For many of us, running is like a best friend.
We count on it to quiet our anxieties, focus our minds, and make us happier, healthier, and saner. So what happens when injury strikes and takes away our trusted ally? We curse, we pout, we may even cry and scream. Sound excessive or irrational?
It's not—in fact, experts say experiencing these emotions is normal and healthy.
"The sense of loss an athlete feels when injured can be very similar to the other types of mourning or grief that occur in our lives," says Diane Wiese-Bjornstal, Ph.D., associate professor of kinesiology at the University of Minnesota and a leading researcher of injury psychology. "It's a huge sense of loss that you feel."
In order to deal with this pain and frustration—and move on to recovery—Wiese-Bjornstal recommends sidelined runners adopt a specific grieving strategy. It may sound familiar—it's what you'd go through if you lost a job or a pet. And if you've been injured before, you've probably stumbled through it unknowingly.
The key is taking a purposeful approach. If you can recognize each stage of mourning, and work actively to move through each one, you'll heal faster. And that means you'll be back on your feet sooner.
The Stage: Denial
Ignorance Is Bliss: After running a 2:35 marathon in 2006, Michelle (nee Lilienthal) Frey was recruited by Team USA Minnesota and offered a sponsorship contract. She spent the next two years preparing for the 2008 Marathon Trials, where she hoped to make the Olympic team.
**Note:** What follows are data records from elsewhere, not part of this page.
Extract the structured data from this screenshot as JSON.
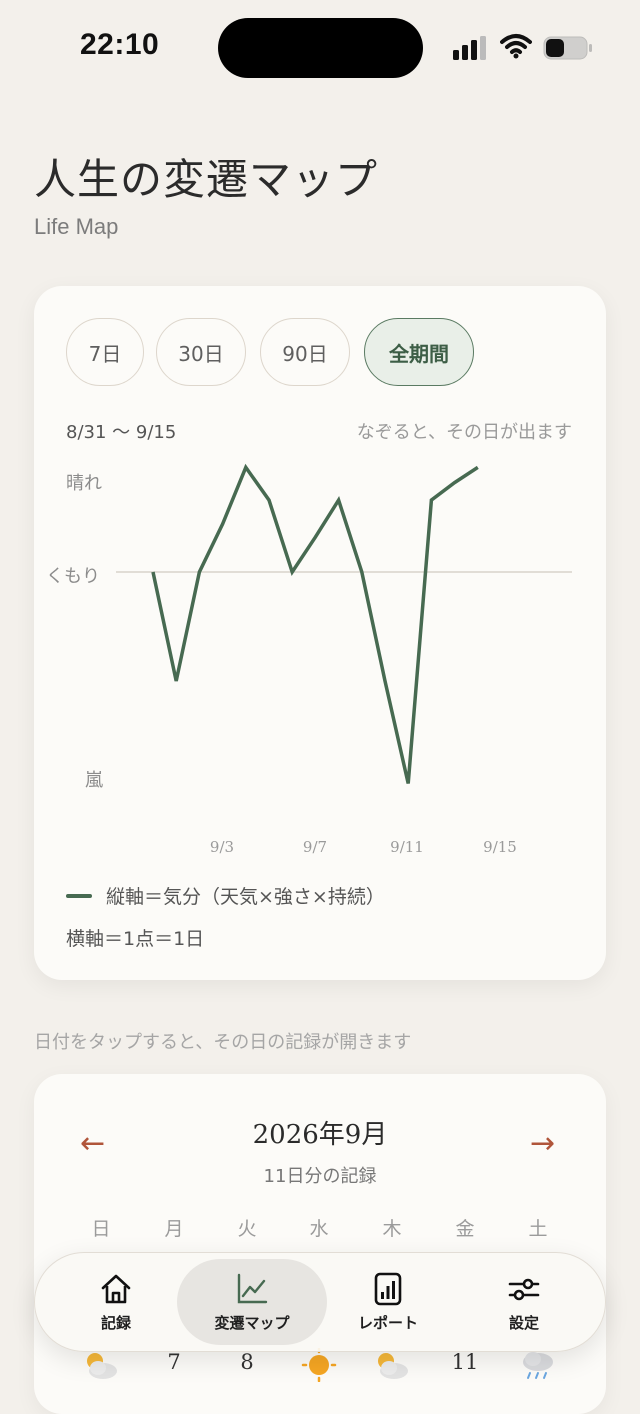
{
  "status": {
    "time": "22:10"
  },
  "header": {
    "title": "人生の変遷マップ",
    "subtitle": "Life Map"
  },
  "range_tabs": [
    {
      "label": "7日",
      "active": false
    },
    {
      "label": "30日",
      "active": false
    },
    {
      "label": "90日",
      "active": false
    },
    {
      "label": "全期間",
      "active": true
    }
  ],
  "chart_header": {
    "range": "8/31 〜 9/15",
    "hint": "なぞると、その日が出ます"
  },
  "chart_data": {
    "type": "line",
    "x": [
      "9/1",
      "9/2",
      "9/3",
      "9/4",
      "9/5",
      "9/6",
      "9/7",
      "9/8",
      "9/9",
      "9/10",
      "9/11",
      "9/12",
      "9/13",
      "9/14",
      "9/15"
    ],
    "series": [
      {
        "values": [
          0,
          -0.5,
          0,
          0.22,
          0.48,
          0.33,
          0,
          0.16,
          0.33,
          0,
          -0.5,
          -0.97,
          0.33,
          0.41,
          0.48
        ],
        "color": "#476a51"
      }
    ],
    "y_tick_labels": {
      "top": "晴れ",
      "middle": "くもり",
      "bottom": "嵐"
    },
    "x_tick_labels": [
      "9/3",
      "9/7",
      "9/11",
      "9/15"
    ],
    "ylim": [
      -1,
      0.5
    ],
    "baseline": 0
  },
  "legend": {
    "label": "縦軸＝気分（天気×強さ×持続）",
    "axis_note": "横軸＝1点＝1日"
  },
  "tap_note": "日付をタップすると、その日の記録が開きます",
  "calendar": {
    "month": "2026年9月",
    "count": "11日分の記録",
    "prev_icon": "←",
    "next_icon": "→",
    "weekdays": [
      "日",
      "月",
      "火",
      "水",
      "木",
      "金",
      "土"
    ],
    "visible_cells": [
      "partly-cloudy-icon",
      "7",
      "8",
      "sun-icon",
      "partly-cloudy-icon",
      "11",
      "rain-cloud-icon"
    ]
  },
  "tabbar": [
    {
      "label": "記録",
      "icon": "home-icon",
      "active": false
    },
    {
      "label": "変遷マップ",
      "icon": "line-chart-icon",
      "active": true
    },
    {
      "label": "レポート",
      "icon": "report-icon",
      "active": false
    },
    {
      "label": "設定",
      "icon": "sliders-icon",
      "active": false
    }
  ],
  "colors": {
    "accent": "#476a51",
    "arrow": "#b0553a",
    "background": "#f3f0eb"
  }
}
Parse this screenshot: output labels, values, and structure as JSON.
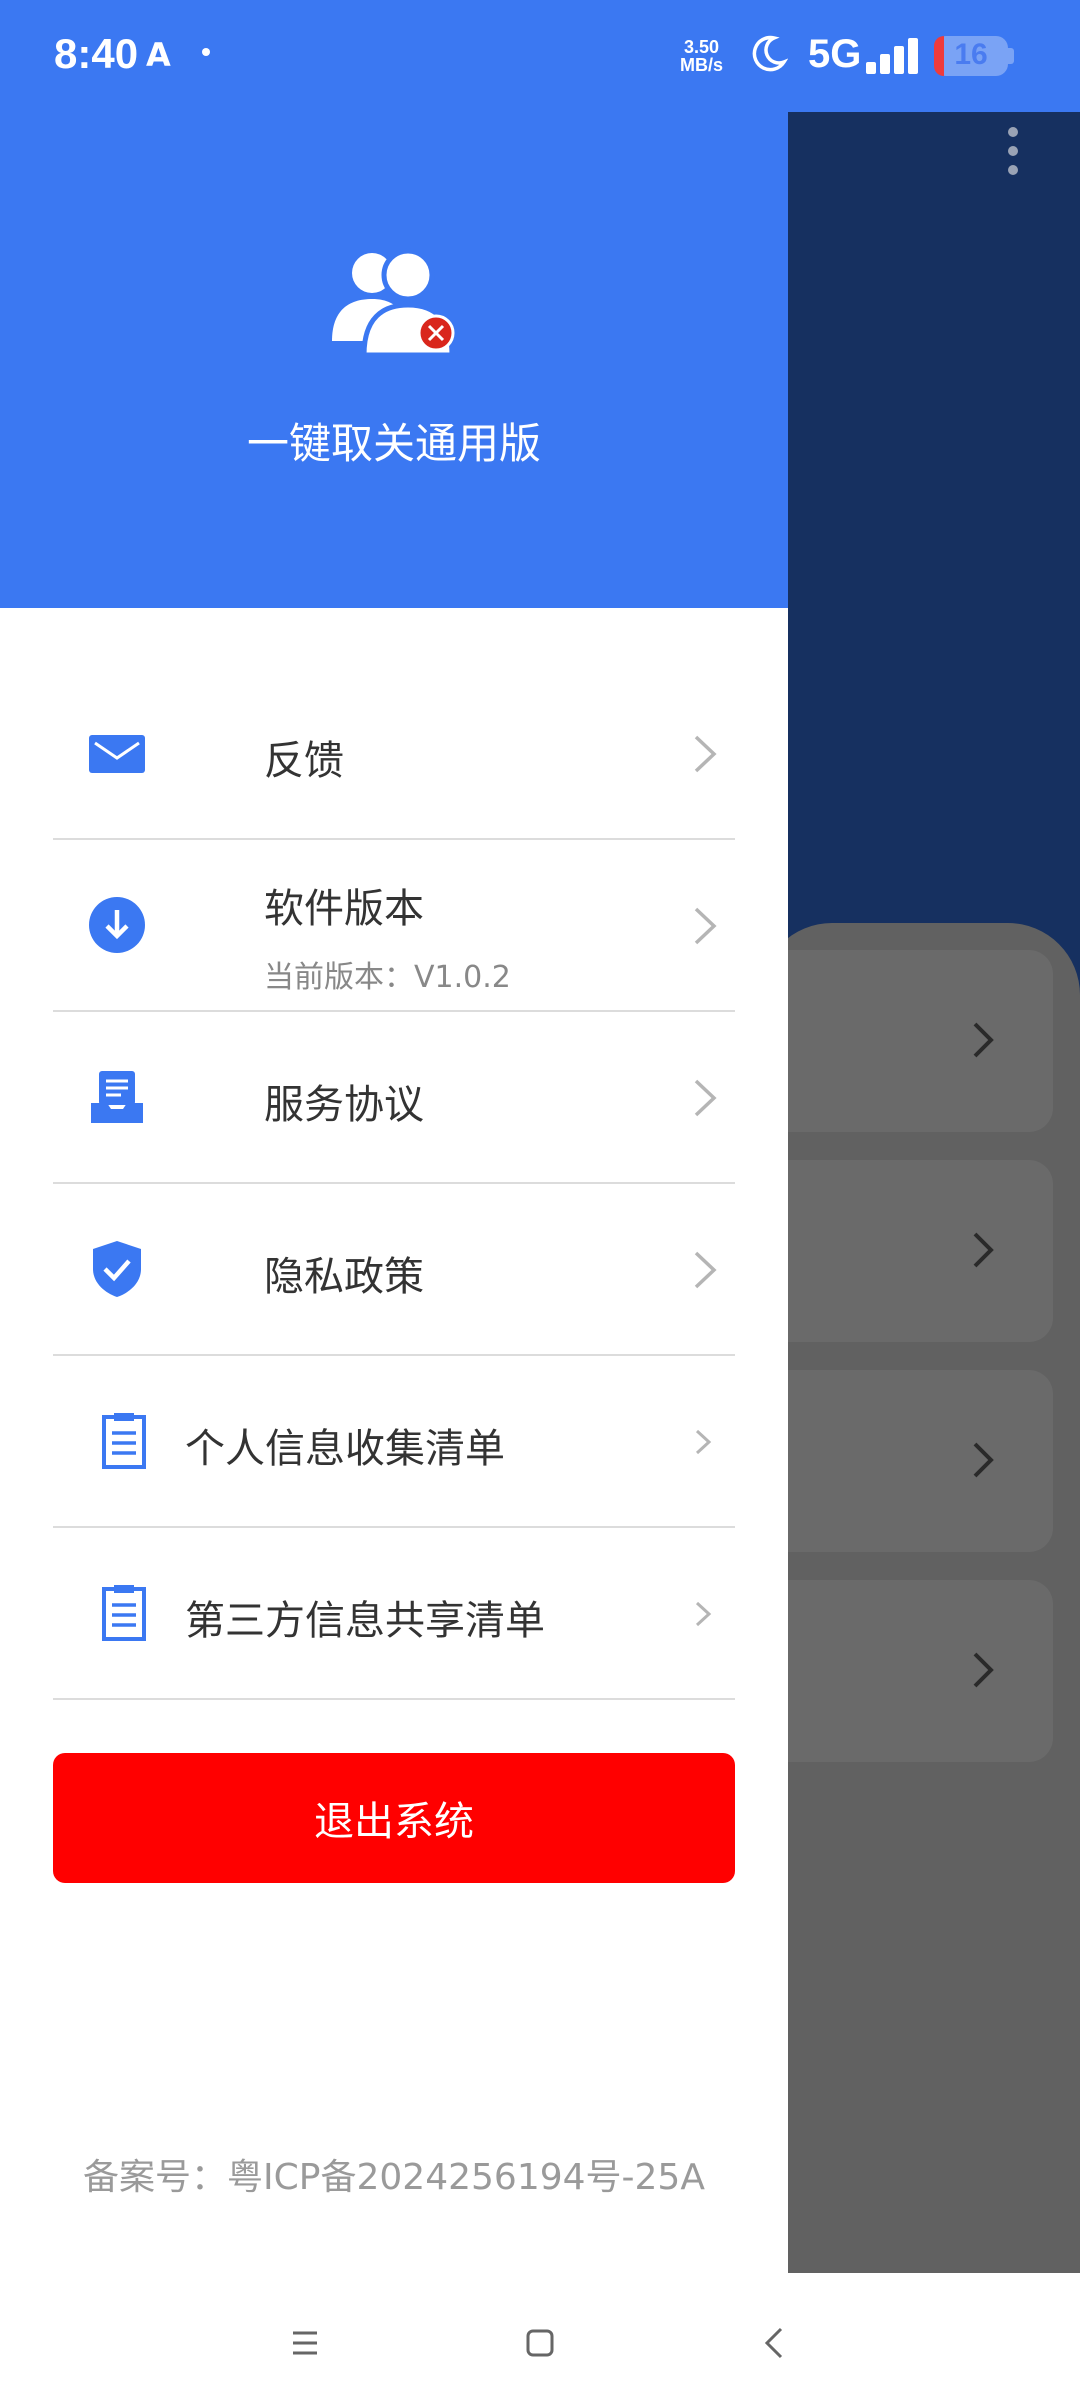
{
  "status_bar": {
    "time": "8:40",
    "a_icon": "A",
    "net_speed_value": "3.50",
    "net_speed_unit": "MB/s",
    "network": "5G",
    "battery": "16"
  },
  "drawer": {
    "app_name": "一键取关通用版",
    "menu": [
      {
        "label": "反馈",
        "icon": "mail-icon"
      },
      {
        "label": "软件版本",
        "sublabel": "当前版本：V1.0.2",
        "icon": "download-icon"
      },
      {
        "label": "服务协议",
        "icon": "document-tray-icon"
      },
      {
        "label": "隐私政策",
        "icon": "shield-check-icon"
      },
      {
        "label": "个人信息收集清单",
        "icon": "clipboard-list-icon"
      },
      {
        "label": "第三方信息共享清单",
        "icon": "clipboard-list-icon"
      }
    ],
    "logout_label": "退出系统",
    "icp": "备案号：粤ICP备2024256194号-25A"
  },
  "colors": {
    "primary": "#3b78f2",
    "logout": "#ff0000",
    "overlay_header": "#163060",
    "overlay_body": "#606060"
  }
}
A year before the race, the bottom of her leftfoot began to hurt. "But I kept running on it," she says.
Runners often play this game of Russian roulette—limping through workouts, disregarding red flags. "Runners in denial know they're injured but won't admit it," Wiese-Bjornstal says.
Move On: Getting stuck here is dangerous. "By denying you're injured, you can exacerbate the injury," says Jim Taylor, Ph.D., a sports psychology consultant and sub-three-hour marathoner in San Francisco. "What was once a minor tweak could turn into a major injury."
Which is what happened to Frey—she was crippled by plantar fasciitis for one year. Listen to your body. At the first sign of a potential injury, be smart and back off . A few days on the couch is better than months of physical therapy.
The Stage: Anger
It's Not Fair!: Not being able to run a goal race as fast as you had hoped—or at all—can be disappointing, even devastating. "I was like, Why is this happening to me before the biggest race of my life?" Frey says. It's this sense of injustice that triggers anger. "You feel betrayed by your body, your training, the universe," Taylor says.
Move On: A positive outlook—as hard as that may be to summon—may be your greatest weapon. Research reports that athletes who use positive self-talk and set goals for their rehab experience "exceptional recovery."
So be angry for a few days, then look forward. Set rehab goals so you can celebrate small successes. If your therapy program includes planks, aim to hold the position for 15, then 30, then 60 seconds. When you reach each goal, recognize the achievement.